What is needed >>
Set the records down again exactly, apart from any pictures in them.
** Opening Dataset records block **
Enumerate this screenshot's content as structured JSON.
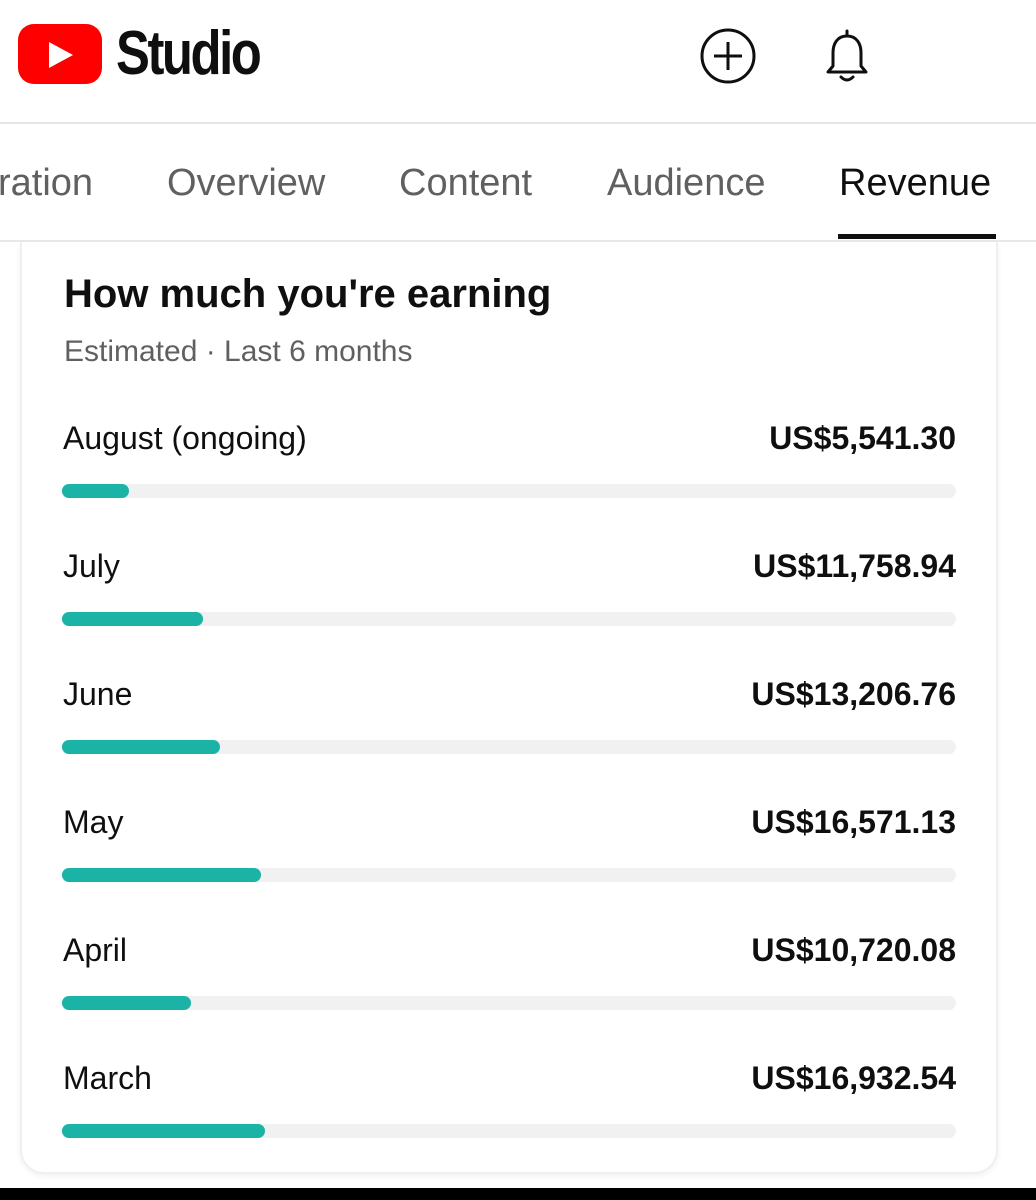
{
  "header": {
    "app_name": "Studio",
    "icons": {
      "logo": "youtube-play-icon",
      "create": "plus-circle-icon",
      "notifications": "bell-icon"
    },
    "brand_color": "#ff0000"
  },
  "tabs": [
    {
      "label": "ration",
      "active": false
    },
    {
      "label": "Overview",
      "active": false
    },
    {
      "label": "Content",
      "active": false
    },
    {
      "label": "Audience",
      "active": false
    },
    {
      "label": "Revenue",
      "active": true
    }
  ],
  "card": {
    "title": "How much you're earning",
    "subtitle": "Estimated · Last 6 months",
    "bar_color": "#1ab3a6",
    "rows": [
      {
        "label": "August (ongoing)",
        "value": "US$5,541.30",
        "amount": 5541.3,
        "fraction": 0.075
      },
      {
        "label": "July",
        "value": "US$11,758.94",
        "amount": 11758.94,
        "fraction": 0.158
      },
      {
        "label": "June",
        "value": "US$13,206.76",
        "amount": 13206.76,
        "fraction": 0.177
      },
      {
        "label": "May",
        "value": "US$16,571.13",
        "amount": 16571.13,
        "fraction": 0.223
      },
      {
        "label": "April",
        "value": "US$10,720.08",
        "amount": 10720.08,
        "fraction": 0.144
      },
      {
        "label": "March",
        "value": "US$16,932.54",
        "amount": 16932.54,
        "fraction": 0.227
      }
    ]
  }
}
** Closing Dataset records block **
Answer to this task >>
Enumerate this screenshot's content as structured JSON.
{
  "header": {
    "app_name": "Studio",
    "icons": {
      "logo": "youtube-play-icon",
      "create": "plus-circle-icon",
      "notifications": "bell-icon"
    },
    "brand_color": "#ff0000"
  },
  "tabs": [
    {
      "label": "ration",
      "active": false
    },
    {
      "label": "Overview",
      "active": false
    },
    {
      "label": "Content",
      "active": false
    },
    {
      "label": "Audience",
      "active": false
    },
    {
      "label": "Revenue",
      "active": true
    }
  ],
  "card": {
    "title": "How much you're earning",
    "subtitle": "Estimated · Last 6 months",
    "bar_color": "#1ab3a6",
    "rows": [
      {
        "label": "August (ongoing)",
        "value": "US$5,541.30",
        "amount": 5541.3,
        "fraction": 0.075
      },
      {
        "label": "July",
        "value": "US$11,758.94",
        "amount": 11758.94,
        "fraction": 0.158
      },
      {
        "label": "June",
        "value": "US$13,206.76",
        "amount": 13206.76,
        "fraction": 0.177
      },
      {
        "label": "May",
        "value": "US$16,571.13",
        "amount": 16571.13,
        "fraction": 0.223
      },
      {
        "label": "April",
        "value": "US$10,720.08",
        "amount": 10720.08,
        "fraction": 0.144
      },
      {
        "label": "March",
        "value": "US$16,932.54",
        "amount": 16932.54,
        "fraction": 0.227
      }
    ]
  }
}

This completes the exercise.